John Lewis policy offers many happy returns

John Lewis is introducing a 'never-ending refund' - so punters with unwanted goods get longer than 28 days to take them back. Could this be the start of a trend?

by Dave Waller
Last Updated: 06 Nov 2012

For most retail purchases, any shopper seeking a refund has to return their items intact within a 28-day time limit. Hence the classic problem with the unwanted Christmas gift, where the recipient is too weighed down with Quality Street to get their gaudy knitwear back to the store in time. Before eBay came along, that meant consigning yet another item to the dark untouched recesses of the wardrobe.

The thinking behind John Lewis’s new policy is to reassure punters that it’s ok to be buying stuff, at a time when they be thinking twice before parting with their cash. And it does makes sense that they’ll be more likely to buy that new toaster if they know they won’t be lumbered with a bad purchase forever. Given the figures out today about stagnant wages and rising prices, customers could certainly do with a confidence boost.

The obvious risk here is that John Lewis could find itself facing a gang of punters eager to earn a few quid back by returning stuff they bought ages ago - especially since the unlimited refund does in fact apply to goods bought before this year. However, returned goods have to be unused, and you have to keep the receipt. ‘We are not doing this so people can clear out their wardrobes,’ said retail director Andrew Murphy (who added that many people don’t bother keeping receipts long enough these days for it to be a major problem).

Not many other retailers offer this kind of deal (Lakeland, the kitchenware retailer, is one of the few that does). But now that a heavy-hitter like John Lewis is at it, other stores may well think that they should give it a go. After all, the partnership is continuing to do everything right: it's just announced a 1.4% rise in sales to March, even as the ONS reported an across-the-board fall of 0.8%.

Of course, what works for them may not work for others; John Lewis will have lower return rates than others because of the quality of its goods. However, there's a good chance that far from having a detrimental effect on sales figures, a policy like this might actually boost them - because customers are less nervous about making the purchase in the first place. John Lewis will certainly hope so.

Find this article useful?

Get more great articles like this in your inbox every lunchtime

Want to encourage more female leaders? Openly highlight their achievements

A study shows that publicly praising women not only increases their willingness to lead, their...

Message to Davos: Don't blame lack of trust on 'society'

The reason people don't trust you is probably much closer to home, says public relations...

Dame Cilla Snowball: Life after being CEO

One year on from stepping back as boss of Britain's largest advertising agency, Dame Cilla...

How to change people's minds when they refuse to listen

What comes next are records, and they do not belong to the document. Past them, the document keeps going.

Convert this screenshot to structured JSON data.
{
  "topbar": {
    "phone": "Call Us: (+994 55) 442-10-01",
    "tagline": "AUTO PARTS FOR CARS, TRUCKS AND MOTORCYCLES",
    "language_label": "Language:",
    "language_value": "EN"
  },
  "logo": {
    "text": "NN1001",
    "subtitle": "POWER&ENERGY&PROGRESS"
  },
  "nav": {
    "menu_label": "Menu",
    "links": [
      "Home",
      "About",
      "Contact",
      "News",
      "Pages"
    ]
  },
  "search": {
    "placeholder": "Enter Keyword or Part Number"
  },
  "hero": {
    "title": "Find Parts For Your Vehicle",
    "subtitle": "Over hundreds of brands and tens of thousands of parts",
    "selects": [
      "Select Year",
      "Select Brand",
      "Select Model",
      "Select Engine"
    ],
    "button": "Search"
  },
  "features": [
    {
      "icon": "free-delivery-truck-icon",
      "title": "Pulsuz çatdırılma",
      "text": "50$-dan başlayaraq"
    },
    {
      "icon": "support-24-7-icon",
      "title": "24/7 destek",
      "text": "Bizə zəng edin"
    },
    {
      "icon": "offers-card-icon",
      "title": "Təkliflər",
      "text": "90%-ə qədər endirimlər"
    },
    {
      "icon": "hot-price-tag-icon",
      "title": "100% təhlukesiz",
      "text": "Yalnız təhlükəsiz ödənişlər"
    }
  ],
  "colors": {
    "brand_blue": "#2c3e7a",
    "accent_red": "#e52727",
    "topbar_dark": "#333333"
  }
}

Research into climate change deniers shows how behavioural science can break down intransigence.

"Paying women equally would cripple our economy"

The brutal fact: underpaid women sustain British business, says HR chief Helen Jamieson.

Why you're terrible at recruitment (and can AI help?)

The short version is you're full of biases and your hiring processes are badly designed....